Teaching Culture For a Better Tomorrow: How Indigenous Colombians are Shaping Their Future

By: Dustin Petridge | Lifestyle Editor

Photo Courtesy of World History Encyclopedia.

Special Thanks to Dr. Juan Luis Mata for Translation.

On Mar. 11, Dr. Laureen Fregeau hosted a live conversation from both the United States and Colombia with Jay Martin, an indigenous activist from the outskirts of Bogota, the nation’s capital. 

Held as an educational event, the discussion highlighted the importance of maintaining the Muisca culture, a native community originally from Bogota that has been pushed to rural areas surrounding the huge city. 

Fregeau is an associate professor of educational foundations at South and has been teaching about international cultures since the early 1990s. She hosted this event today to raise awareness about the Muisca people and how neocolonialism has threatened their lifestyle. 
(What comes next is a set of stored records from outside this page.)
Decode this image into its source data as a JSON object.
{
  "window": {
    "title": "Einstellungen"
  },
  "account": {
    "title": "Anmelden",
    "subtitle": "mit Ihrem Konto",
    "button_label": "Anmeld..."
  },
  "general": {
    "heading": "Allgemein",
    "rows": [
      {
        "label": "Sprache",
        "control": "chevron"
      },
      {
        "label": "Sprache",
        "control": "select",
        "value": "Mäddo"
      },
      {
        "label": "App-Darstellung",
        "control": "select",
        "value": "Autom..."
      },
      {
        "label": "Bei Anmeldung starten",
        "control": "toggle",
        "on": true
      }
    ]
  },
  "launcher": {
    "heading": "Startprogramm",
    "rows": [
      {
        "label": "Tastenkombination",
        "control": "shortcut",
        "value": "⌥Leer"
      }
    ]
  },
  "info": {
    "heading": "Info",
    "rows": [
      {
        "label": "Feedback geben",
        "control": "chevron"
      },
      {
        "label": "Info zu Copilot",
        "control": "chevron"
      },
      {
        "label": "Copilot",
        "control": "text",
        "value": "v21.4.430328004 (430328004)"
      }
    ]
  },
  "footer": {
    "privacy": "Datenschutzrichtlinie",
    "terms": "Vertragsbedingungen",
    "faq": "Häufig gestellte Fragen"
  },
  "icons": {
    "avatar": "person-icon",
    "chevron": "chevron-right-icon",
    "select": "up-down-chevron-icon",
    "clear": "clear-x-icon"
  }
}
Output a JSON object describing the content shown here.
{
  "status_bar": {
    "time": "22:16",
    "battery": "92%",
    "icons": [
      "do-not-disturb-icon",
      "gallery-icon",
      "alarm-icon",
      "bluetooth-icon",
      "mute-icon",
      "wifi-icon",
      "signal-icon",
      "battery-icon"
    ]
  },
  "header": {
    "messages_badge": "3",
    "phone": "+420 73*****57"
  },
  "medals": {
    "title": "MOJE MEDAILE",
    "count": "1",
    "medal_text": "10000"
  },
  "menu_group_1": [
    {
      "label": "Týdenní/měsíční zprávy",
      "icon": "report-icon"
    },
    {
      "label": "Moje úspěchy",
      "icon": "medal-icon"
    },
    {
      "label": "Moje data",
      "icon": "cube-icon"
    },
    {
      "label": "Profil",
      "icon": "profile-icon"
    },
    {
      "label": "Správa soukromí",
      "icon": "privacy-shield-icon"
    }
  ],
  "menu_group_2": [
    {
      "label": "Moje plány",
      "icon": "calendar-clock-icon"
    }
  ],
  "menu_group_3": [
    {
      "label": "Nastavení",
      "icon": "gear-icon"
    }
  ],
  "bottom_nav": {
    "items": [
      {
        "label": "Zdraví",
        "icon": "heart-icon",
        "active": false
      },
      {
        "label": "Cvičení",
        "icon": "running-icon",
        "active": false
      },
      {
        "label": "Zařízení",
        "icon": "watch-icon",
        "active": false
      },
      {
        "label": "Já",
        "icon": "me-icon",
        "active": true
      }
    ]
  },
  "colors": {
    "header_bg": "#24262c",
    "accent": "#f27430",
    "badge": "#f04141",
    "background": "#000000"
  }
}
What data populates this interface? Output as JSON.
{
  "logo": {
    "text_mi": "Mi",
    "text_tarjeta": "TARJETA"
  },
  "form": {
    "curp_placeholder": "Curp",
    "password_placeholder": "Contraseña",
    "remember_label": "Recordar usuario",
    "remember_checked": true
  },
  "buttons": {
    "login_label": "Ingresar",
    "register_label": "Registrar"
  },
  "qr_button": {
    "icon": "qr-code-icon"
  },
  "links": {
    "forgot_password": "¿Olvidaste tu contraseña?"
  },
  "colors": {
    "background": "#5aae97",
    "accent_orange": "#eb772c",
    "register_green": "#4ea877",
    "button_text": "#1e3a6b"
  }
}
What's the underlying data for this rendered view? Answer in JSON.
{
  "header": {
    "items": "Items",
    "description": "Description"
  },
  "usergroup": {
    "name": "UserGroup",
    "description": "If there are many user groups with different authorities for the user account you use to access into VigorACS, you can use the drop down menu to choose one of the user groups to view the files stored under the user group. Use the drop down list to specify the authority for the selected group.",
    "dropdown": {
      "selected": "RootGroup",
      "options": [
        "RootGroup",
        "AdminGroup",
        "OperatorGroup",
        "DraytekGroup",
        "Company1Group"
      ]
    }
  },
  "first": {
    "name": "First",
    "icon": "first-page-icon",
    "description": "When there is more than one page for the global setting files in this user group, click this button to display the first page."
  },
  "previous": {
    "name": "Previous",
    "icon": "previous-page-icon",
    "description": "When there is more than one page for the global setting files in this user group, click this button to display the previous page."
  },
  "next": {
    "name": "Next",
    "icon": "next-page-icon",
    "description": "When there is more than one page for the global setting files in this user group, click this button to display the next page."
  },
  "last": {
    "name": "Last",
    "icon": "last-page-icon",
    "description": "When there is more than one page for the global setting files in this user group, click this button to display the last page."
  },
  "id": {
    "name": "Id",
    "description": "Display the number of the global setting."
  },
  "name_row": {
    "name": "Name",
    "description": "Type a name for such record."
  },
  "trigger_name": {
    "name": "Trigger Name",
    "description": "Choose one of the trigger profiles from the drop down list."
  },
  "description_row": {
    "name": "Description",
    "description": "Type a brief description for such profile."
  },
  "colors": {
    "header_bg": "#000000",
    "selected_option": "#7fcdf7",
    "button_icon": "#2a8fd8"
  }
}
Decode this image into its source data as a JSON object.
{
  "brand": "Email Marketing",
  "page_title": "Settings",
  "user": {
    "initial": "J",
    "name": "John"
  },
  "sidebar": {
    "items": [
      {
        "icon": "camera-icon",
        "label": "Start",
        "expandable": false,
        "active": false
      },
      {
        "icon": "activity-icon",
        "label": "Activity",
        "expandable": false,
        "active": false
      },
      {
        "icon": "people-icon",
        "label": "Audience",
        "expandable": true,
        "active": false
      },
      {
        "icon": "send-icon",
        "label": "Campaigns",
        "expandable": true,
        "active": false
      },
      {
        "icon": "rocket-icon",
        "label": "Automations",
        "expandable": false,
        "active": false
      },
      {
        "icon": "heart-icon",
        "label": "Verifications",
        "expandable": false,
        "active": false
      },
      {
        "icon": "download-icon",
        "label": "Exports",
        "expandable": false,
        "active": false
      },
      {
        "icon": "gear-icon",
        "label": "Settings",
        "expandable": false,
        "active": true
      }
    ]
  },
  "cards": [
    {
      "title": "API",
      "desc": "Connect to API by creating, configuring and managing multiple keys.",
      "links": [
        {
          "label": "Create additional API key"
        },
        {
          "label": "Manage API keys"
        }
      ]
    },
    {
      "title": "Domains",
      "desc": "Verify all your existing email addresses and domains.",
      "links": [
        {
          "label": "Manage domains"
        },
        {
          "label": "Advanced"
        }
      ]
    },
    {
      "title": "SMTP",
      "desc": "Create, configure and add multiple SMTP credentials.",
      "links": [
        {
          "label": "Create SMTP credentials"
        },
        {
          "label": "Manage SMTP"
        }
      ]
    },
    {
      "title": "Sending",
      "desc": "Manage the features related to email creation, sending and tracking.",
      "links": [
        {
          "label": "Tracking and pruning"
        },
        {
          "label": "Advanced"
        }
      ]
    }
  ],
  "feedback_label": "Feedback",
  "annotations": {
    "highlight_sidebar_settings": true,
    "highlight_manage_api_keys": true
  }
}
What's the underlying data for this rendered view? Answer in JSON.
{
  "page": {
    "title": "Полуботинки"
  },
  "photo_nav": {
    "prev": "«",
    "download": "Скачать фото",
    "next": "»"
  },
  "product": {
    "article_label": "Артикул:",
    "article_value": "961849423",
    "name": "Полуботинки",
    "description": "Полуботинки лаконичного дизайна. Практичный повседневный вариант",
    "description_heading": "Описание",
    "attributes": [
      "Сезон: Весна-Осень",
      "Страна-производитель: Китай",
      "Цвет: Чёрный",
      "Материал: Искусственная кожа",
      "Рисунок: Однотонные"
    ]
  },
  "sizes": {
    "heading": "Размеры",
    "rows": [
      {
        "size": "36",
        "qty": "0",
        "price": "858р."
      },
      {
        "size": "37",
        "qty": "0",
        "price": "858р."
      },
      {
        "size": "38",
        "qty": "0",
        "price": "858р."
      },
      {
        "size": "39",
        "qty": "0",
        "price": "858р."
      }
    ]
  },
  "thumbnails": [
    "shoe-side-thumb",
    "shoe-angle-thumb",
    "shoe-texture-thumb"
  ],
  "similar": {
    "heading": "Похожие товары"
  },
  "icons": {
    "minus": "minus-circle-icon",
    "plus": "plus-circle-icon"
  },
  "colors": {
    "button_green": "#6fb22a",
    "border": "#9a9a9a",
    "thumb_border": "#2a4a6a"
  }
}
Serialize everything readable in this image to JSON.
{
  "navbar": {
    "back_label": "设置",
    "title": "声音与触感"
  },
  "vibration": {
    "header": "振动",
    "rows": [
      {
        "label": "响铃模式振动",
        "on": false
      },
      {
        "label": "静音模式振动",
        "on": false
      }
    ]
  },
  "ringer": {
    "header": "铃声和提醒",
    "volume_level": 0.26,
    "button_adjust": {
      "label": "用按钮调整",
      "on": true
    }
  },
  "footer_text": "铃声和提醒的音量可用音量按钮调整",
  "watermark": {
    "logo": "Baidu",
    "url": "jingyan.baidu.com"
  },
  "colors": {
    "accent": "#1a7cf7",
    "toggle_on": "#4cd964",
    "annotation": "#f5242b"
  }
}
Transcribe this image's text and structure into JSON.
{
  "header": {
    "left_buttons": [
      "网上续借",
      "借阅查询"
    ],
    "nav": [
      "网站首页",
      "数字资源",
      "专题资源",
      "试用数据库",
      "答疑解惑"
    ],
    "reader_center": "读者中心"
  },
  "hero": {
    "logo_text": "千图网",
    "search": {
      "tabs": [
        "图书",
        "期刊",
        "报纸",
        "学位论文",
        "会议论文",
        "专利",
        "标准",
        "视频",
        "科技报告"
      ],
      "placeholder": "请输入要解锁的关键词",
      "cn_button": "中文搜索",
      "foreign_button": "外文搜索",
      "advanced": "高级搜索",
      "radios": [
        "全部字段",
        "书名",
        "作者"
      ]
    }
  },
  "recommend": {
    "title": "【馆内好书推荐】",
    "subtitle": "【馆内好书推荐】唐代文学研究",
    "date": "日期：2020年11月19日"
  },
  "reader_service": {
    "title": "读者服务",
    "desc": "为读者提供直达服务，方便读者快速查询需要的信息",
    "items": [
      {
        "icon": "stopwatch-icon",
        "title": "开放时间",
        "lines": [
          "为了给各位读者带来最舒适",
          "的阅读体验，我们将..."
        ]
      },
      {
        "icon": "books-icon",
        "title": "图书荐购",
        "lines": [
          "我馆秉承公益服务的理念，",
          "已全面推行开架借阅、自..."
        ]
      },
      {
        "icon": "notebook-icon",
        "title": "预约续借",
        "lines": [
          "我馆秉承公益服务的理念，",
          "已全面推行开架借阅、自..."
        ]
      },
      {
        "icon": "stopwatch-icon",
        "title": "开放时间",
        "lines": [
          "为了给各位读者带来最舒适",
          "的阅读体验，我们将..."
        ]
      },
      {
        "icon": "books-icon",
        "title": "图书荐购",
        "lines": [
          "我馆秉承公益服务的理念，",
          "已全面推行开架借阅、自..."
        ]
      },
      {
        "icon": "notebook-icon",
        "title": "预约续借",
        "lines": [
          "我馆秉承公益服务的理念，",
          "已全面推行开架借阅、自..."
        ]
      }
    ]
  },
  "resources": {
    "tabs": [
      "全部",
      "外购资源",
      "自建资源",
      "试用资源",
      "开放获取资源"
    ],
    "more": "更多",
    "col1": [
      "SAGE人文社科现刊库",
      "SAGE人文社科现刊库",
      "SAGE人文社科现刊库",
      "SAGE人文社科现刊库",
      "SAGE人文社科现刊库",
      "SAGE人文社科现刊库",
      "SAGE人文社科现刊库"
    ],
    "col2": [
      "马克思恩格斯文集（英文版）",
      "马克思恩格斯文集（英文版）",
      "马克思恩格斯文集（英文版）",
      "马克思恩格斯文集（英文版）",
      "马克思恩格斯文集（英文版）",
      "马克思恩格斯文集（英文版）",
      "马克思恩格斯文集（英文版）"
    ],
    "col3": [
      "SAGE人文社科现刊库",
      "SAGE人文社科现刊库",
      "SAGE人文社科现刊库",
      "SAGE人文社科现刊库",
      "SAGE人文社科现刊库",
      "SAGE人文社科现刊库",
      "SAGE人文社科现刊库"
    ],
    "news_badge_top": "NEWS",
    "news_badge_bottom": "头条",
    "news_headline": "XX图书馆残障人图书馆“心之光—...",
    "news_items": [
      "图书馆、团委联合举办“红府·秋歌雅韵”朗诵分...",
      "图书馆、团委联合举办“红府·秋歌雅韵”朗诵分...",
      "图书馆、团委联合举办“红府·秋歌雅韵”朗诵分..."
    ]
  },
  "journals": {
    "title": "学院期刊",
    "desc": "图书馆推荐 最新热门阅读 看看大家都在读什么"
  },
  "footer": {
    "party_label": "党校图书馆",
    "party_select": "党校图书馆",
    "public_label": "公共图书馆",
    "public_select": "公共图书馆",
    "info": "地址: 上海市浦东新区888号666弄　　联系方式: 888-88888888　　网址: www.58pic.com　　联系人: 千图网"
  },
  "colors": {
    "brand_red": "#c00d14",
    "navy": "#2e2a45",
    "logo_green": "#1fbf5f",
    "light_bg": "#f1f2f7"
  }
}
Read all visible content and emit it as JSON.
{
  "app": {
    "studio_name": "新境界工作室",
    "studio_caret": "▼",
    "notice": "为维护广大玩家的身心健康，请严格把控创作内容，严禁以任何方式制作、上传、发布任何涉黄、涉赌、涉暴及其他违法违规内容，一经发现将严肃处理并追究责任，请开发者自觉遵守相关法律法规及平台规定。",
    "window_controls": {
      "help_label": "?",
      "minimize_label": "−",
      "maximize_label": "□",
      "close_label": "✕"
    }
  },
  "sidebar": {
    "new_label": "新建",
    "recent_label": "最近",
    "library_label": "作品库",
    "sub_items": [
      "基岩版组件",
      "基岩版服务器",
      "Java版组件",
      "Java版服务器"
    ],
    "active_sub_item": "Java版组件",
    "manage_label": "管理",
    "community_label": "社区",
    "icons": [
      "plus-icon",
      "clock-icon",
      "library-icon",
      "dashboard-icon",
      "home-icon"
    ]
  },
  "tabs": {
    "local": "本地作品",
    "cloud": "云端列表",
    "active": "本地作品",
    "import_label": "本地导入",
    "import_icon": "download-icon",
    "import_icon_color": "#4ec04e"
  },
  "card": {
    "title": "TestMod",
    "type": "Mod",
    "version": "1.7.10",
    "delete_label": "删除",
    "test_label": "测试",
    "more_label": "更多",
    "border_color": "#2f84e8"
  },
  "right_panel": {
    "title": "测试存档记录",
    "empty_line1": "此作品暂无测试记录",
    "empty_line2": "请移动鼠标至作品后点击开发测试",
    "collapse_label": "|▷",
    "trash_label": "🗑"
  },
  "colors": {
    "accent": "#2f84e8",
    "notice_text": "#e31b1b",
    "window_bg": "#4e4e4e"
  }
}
Jay Martin, a member of the Muisca community, described the lifestyle and history behind the Muisca, an often forgotten but strong culture that desires the longevity of its people throughout Colombia. 

Since the 19th century, the Muisca people have been disregarded by the Colombian government in favor of capital expansion in the ecotourism and mineral extraction industries. Martin quoted, “History books do not teach about the Muisca people.” 

Once a major population in Bogota, the widespread and rapid increase in Western markets has threatened the lifestyle of the Muisca with the government no longer supporting agriculture as a profitable contribution to society. 

Fregeau guided the conversation and allowed students from her own class to participate, asking questions about the origins of the Muisca and differences in native Colombian cultures. 

The discussion was a great opportunity to learn about forgotten and neglected history that is vital to maintaining the Muisca and other native tribes. To find out more about how you can attend events like this in the future, visit the College of Education and Professional Studies website